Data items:

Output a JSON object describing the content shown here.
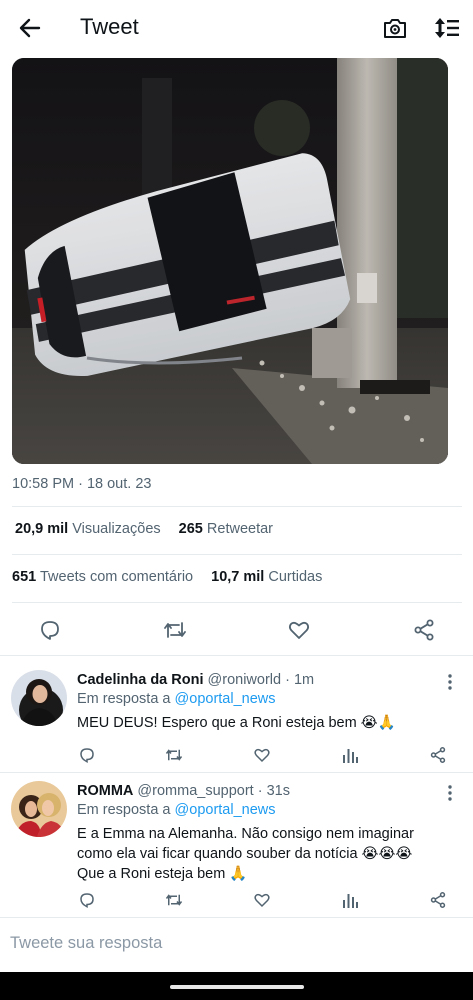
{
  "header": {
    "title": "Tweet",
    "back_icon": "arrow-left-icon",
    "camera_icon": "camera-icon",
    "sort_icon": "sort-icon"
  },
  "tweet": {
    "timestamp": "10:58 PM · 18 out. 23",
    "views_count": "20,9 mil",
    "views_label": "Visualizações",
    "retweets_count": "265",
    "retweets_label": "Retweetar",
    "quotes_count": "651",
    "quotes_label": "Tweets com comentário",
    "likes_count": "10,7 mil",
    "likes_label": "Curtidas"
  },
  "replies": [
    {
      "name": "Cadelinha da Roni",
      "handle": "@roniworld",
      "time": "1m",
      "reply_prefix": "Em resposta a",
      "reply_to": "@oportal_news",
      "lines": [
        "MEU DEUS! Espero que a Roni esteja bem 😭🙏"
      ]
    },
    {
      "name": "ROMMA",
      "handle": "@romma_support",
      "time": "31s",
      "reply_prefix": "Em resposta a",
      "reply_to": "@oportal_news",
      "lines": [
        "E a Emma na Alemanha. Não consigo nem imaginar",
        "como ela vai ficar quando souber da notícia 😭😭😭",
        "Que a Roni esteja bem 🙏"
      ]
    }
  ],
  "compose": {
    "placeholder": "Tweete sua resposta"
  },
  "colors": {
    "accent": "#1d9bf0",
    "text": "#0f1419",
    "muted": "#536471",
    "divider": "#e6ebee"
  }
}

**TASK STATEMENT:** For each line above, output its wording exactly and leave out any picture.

**PROBLEM SOLUTION:**
Output a JSON object describing the content shown here.
{
  "header": {
    "title": "Tweet",
    "back_icon": "arrow-left-icon",
    "camera_icon": "camera-icon",
    "sort_icon": "sort-icon"
  },
  "tweet": {
    "timestamp": "10:58 PM · 18 out. 23",
    "views_count": "20,9 mil",
    "views_label": "Visualizações",
    "retweets_count": "265",
    "retweets_label": "Retweetar",
    "quotes_count": "651",
    "quotes_label": "Tweets com comentário",
    "likes_count": "10,7 mil",
    "likes_label": "Curtidas"
  },
  "replies": [
    {
      "name": "Cadelinha da Roni",
      "handle": "@roniworld",
      "time": "1m",
      "reply_prefix": "Em resposta a",
      "reply_to": "@oportal_news",
      "lines": [
        "MEU DEUS! Espero que a Roni esteja bem 😭🙏"
      ]
    },
    {
      "name": "ROMMA",
      "handle": "@romma_support",
      "time": "31s",
      "reply_prefix": "Em resposta a",
      "reply_to": "@oportal_news",
      "lines": [
        "E a Emma na Alemanha. Não consigo nem imaginar",
        "como ela vai ficar quando souber da notícia 😭😭😭",
        "Que a Roni esteja bem 🙏"
      ]
    }
  ],
  "compose": {
    "placeholder": "Tweete sua resposta"
  },
  "colors": {
    "accent": "#1d9bf0",
    "text": "#0f1419",
    "muted": "#536471",
    "divider": "#e6ebee"
  }
}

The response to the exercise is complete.